The rate of people acquiring HIV that is resistant to antiretrovirals (ARVs) has risen in recent years, aidsmap reports. However, because for the most part, such strains of the virus have mutations that confer resistance to older HIV medications, their spread is not likely a significant impediment to finding an effective drug regimen.
Publishing their findings in Clinical Infectious Diseases, researchers at Kaiser Permanente Northern California studied 2003 to 2015 data on 4,353 people with HIV who were patients of the integrated health care system, received genotypic HIV drug resistance testing and initially had not taken ARVs.

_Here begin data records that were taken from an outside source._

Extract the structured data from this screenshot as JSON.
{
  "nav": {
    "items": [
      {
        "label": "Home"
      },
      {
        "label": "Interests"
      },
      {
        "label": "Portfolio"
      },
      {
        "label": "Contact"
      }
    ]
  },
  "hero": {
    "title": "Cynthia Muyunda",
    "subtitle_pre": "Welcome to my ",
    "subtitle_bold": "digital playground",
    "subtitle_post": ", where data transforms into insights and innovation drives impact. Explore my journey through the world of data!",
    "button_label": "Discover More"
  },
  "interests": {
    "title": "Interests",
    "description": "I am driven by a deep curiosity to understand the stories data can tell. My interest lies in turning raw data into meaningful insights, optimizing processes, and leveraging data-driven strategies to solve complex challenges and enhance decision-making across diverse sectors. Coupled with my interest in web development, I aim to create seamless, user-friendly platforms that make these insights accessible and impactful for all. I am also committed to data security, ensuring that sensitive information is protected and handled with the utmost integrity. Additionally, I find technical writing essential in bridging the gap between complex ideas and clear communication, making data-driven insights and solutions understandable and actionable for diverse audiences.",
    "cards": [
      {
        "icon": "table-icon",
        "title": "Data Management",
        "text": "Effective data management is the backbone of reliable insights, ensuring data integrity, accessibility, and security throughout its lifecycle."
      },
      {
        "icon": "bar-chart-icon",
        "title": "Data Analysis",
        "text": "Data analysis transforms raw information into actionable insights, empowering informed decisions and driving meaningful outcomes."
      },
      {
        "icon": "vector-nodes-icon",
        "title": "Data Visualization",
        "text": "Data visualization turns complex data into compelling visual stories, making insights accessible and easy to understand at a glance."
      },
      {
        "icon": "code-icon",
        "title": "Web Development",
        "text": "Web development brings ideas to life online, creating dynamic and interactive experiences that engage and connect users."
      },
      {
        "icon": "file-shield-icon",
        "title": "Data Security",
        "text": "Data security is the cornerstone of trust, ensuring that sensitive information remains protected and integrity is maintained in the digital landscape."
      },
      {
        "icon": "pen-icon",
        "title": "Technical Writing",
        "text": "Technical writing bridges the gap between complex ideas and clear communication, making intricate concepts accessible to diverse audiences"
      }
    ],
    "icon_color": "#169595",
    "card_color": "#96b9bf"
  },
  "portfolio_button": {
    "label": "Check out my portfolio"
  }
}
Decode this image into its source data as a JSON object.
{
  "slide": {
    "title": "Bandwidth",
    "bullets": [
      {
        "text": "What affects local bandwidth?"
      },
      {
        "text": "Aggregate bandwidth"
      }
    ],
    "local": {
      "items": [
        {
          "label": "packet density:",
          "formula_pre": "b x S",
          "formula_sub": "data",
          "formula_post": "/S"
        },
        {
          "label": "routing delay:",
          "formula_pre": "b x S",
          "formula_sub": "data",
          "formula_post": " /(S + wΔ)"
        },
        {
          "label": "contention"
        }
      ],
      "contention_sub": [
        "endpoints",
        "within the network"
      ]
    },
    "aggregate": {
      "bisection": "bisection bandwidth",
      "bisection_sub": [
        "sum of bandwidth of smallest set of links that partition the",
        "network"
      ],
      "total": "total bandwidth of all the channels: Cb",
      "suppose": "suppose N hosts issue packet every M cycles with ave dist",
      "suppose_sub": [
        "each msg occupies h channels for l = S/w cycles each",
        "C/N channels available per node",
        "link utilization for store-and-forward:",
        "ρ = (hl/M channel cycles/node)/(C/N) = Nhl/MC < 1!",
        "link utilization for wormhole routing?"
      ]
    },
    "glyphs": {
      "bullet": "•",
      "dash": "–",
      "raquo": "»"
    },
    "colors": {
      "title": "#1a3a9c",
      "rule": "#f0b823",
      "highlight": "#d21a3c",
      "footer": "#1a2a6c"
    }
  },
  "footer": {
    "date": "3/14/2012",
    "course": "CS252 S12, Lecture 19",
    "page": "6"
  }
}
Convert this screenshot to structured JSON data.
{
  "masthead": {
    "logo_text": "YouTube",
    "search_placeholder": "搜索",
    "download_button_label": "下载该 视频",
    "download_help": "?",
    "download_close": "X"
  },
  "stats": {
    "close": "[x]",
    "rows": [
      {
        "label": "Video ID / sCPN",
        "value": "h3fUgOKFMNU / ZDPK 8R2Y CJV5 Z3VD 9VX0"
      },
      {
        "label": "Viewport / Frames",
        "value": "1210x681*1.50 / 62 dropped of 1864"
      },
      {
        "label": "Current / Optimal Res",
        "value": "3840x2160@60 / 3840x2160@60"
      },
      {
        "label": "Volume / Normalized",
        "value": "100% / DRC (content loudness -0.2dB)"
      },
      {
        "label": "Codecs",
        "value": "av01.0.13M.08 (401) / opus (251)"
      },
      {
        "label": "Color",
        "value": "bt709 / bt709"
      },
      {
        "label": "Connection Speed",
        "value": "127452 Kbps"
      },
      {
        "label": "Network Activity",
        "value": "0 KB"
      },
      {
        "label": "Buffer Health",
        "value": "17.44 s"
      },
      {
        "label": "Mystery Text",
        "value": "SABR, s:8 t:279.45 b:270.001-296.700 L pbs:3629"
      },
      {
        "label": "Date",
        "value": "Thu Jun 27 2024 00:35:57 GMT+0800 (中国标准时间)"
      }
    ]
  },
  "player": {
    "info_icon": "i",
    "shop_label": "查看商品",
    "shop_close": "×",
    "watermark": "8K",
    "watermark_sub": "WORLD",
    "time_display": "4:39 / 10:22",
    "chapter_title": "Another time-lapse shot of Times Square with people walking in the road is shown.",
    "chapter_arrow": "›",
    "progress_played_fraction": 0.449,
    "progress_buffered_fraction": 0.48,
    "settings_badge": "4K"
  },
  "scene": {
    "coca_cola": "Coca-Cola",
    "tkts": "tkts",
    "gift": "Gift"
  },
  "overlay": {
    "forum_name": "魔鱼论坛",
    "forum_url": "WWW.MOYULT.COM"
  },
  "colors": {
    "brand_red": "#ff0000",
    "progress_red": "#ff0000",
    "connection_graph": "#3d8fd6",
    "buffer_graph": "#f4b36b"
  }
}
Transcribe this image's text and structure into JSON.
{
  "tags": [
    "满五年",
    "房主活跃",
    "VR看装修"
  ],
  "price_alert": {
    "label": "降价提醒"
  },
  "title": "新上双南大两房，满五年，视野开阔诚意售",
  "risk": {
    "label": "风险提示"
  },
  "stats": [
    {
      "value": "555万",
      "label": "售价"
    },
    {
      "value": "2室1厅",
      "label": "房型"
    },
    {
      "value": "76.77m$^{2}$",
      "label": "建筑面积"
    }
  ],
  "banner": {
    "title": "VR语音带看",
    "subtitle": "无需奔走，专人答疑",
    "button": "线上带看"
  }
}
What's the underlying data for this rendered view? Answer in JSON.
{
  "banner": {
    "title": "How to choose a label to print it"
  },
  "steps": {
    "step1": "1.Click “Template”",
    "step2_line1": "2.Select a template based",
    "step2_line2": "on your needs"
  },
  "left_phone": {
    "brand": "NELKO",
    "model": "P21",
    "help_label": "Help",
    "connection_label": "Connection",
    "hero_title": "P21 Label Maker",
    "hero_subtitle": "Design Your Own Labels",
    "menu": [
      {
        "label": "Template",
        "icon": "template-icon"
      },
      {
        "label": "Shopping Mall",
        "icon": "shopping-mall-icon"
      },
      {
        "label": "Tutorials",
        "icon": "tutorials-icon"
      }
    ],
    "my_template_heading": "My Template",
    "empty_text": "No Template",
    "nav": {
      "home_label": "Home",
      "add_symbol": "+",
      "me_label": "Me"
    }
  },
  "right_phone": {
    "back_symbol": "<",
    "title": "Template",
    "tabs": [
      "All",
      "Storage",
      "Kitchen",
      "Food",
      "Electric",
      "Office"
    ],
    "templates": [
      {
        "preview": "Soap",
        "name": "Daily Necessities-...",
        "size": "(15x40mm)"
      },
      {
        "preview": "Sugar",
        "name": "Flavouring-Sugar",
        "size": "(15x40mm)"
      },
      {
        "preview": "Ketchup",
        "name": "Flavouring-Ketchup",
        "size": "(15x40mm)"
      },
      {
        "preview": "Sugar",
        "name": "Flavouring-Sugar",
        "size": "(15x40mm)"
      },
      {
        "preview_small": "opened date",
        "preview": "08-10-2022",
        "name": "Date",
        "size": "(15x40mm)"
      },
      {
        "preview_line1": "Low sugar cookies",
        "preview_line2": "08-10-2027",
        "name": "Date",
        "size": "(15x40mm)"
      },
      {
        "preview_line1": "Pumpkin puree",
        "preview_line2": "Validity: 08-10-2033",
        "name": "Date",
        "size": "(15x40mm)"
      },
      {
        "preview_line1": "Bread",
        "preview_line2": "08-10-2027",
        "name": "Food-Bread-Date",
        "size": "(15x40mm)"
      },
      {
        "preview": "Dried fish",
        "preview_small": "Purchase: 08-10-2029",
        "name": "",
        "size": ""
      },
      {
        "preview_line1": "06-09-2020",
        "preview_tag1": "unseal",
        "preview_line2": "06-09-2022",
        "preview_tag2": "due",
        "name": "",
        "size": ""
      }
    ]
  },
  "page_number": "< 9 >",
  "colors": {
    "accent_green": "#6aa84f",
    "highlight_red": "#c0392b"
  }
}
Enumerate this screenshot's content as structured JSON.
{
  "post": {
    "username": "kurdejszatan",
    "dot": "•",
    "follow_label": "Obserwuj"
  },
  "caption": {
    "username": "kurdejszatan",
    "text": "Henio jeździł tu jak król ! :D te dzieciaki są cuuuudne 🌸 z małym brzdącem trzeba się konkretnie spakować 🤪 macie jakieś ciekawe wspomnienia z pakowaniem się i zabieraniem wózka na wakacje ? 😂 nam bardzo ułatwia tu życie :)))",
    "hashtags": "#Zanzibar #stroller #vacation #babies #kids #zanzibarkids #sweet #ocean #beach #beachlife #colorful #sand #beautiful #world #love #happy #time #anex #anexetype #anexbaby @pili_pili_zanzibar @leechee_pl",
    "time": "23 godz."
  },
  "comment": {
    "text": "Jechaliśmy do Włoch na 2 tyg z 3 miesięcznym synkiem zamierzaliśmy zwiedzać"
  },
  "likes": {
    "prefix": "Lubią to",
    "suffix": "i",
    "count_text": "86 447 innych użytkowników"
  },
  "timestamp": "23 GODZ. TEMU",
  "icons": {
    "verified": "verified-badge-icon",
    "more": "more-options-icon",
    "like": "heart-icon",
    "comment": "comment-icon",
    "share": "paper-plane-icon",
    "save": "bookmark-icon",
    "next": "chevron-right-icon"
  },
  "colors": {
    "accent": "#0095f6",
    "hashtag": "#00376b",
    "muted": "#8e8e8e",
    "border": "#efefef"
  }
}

Nearly 14 percent of the cohort had acquired drug-resistant HIV, most commonly virus that was resistant to non-nucleoside reverse transcriptase inhibitors, or NNRTIs (7.2 percent of the cohort), followed by virus resistant to nucleoside/nucleotide reverse transcriptase inhibitors, or NRTIs (5.8 percent), protease inhibitors (3.2 percent) and multiple drug classes (1.9 percent).
There were no reports of virus resistant to the newest class of ARVs, integrase inhibitors, which are well established as posing a low risk of drug resistance development.
Each year, a median 305 people in the cohort received resistance testing. During the study period, the proportion of people who had acquired HIV that was resistant to any type of ARV increased by 5 percent per year, including 11 percent per year for NNRTIs.
The ARVs to which such viral strains were most commonly resistant included Sustiva (efavirenz) and Viramune (nevirapine). Nearly 8 percent of the entire cohort had some level of resistance to Sustiva. Other drugs to which people acquired drug resistance included Edurant (rilpivirine) (5 percent of the cohort), Ziagen (abacavir) (2.8 percent), Viread (tenofovir disoproxil fumarate, or TDF) (2.2 percent), Reyataz (atazanavir) and Norvir (ritonavir)-boosted Prezista (darunavir) (0.3 percent).
Based on the fact that there was scant evidence of HIV that transmitted with resistance to newer drugs, the researchers theorized that the transmitted drug resistance seen in the study was largely acquired by cohort members from individuals who themselves had acquired HIV that was already drug resistant.
To read the aidsmap article, click here.
To read the study abstract, click here.